Return every line of the listing that includes the string "IMAGES".

Records to use
───
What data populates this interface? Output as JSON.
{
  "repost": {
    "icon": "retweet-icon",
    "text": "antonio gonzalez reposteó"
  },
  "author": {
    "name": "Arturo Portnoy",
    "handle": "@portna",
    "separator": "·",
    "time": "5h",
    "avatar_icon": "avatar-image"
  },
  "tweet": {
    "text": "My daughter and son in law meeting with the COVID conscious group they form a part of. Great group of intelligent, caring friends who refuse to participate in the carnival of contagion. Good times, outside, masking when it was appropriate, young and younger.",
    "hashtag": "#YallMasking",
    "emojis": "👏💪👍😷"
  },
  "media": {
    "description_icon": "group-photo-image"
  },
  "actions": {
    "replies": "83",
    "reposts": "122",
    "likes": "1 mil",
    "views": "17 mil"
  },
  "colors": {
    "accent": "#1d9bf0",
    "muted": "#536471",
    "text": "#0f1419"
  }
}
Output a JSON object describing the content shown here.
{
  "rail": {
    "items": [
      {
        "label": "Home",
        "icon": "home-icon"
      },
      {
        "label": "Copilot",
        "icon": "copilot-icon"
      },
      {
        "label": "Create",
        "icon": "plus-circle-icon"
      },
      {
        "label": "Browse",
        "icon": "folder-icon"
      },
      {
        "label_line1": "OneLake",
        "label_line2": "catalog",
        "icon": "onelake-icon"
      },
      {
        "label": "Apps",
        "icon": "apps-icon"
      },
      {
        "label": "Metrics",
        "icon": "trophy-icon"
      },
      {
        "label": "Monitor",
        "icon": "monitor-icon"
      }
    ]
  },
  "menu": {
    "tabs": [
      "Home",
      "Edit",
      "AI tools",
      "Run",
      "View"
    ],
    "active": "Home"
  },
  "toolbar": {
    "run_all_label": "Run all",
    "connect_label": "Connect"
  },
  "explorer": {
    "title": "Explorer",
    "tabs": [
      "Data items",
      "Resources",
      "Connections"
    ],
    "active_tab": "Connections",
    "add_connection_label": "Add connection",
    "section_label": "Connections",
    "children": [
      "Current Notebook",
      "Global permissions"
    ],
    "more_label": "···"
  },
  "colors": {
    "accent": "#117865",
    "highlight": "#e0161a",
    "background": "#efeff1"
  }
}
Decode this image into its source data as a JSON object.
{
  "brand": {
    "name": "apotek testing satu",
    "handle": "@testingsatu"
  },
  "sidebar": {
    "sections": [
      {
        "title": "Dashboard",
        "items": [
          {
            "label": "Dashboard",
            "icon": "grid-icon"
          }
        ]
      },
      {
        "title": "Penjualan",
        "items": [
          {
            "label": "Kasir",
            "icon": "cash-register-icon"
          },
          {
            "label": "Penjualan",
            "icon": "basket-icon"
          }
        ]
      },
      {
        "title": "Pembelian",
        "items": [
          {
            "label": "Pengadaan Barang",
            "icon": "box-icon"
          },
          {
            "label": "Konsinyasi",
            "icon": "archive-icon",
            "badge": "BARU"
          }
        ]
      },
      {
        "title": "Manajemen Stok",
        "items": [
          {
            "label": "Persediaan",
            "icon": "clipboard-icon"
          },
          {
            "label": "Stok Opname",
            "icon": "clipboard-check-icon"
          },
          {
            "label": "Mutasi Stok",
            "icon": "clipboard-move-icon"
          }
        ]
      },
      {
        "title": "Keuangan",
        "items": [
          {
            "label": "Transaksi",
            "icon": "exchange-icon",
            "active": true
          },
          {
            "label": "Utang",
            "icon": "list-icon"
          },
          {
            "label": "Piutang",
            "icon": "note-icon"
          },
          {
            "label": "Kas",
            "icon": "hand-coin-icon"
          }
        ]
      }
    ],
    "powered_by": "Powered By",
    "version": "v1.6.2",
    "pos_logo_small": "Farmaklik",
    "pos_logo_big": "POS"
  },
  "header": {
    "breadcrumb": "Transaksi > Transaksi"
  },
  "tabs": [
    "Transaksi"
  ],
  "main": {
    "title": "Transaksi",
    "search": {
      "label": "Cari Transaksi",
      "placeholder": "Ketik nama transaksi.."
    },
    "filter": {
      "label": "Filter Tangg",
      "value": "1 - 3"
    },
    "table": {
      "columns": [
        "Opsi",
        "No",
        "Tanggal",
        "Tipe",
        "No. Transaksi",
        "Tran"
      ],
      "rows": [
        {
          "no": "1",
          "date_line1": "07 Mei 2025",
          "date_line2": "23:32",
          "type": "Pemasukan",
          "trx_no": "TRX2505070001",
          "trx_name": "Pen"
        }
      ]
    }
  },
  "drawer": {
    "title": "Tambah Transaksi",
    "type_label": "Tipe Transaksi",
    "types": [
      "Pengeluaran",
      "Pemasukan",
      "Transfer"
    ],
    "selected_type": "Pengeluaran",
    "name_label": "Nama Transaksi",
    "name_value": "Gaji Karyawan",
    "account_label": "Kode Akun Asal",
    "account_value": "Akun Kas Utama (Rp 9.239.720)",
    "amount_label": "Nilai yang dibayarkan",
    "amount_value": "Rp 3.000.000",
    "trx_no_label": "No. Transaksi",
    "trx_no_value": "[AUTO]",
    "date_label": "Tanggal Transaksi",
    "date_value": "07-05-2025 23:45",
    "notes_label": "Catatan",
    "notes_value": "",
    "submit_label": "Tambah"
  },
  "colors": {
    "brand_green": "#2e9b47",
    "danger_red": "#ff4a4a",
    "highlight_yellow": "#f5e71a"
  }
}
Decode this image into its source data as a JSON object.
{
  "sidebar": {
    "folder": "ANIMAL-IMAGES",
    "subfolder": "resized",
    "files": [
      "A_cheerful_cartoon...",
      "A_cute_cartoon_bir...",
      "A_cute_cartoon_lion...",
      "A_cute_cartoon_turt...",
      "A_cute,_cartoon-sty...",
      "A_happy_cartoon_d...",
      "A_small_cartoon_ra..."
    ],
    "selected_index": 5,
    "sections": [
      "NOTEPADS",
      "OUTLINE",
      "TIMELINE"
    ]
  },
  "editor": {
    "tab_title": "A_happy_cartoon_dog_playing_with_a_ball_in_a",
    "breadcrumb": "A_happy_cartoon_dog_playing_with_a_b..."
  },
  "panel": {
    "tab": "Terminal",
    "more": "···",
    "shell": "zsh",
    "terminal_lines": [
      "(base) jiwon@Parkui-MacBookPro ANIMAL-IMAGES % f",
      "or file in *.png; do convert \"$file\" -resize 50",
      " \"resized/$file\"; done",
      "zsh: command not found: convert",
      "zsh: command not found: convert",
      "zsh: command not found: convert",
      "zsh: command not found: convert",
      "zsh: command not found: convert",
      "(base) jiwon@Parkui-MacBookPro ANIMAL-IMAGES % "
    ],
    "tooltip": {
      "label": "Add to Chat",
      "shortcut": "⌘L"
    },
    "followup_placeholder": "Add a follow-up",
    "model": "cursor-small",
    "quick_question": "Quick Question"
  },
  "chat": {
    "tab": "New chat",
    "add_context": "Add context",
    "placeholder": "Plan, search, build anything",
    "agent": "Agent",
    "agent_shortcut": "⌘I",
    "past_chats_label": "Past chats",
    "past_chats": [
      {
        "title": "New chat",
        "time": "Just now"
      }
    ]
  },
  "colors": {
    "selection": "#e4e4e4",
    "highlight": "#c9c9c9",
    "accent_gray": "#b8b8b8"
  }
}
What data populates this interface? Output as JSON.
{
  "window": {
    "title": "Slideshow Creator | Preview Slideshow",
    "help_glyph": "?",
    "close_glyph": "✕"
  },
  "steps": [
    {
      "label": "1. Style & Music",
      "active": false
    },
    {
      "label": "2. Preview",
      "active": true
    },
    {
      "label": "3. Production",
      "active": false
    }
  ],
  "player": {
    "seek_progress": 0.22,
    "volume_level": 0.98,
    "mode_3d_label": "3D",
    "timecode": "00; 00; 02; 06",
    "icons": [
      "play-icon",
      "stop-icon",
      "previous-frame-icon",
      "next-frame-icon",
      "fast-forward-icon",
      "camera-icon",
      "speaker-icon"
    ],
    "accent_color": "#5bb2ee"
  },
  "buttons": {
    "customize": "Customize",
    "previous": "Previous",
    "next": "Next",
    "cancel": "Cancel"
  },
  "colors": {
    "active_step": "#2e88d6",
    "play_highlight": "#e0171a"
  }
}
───
Result for this exercise
    "folder": "ANIMAL-IMAGES",
      "(base) jiwon@Parkui-MacBookPro ANIMAL-IMAGES % f",
      "(base) jiwon@Parkui-MacBookPro ANIMAL-IMAGES % "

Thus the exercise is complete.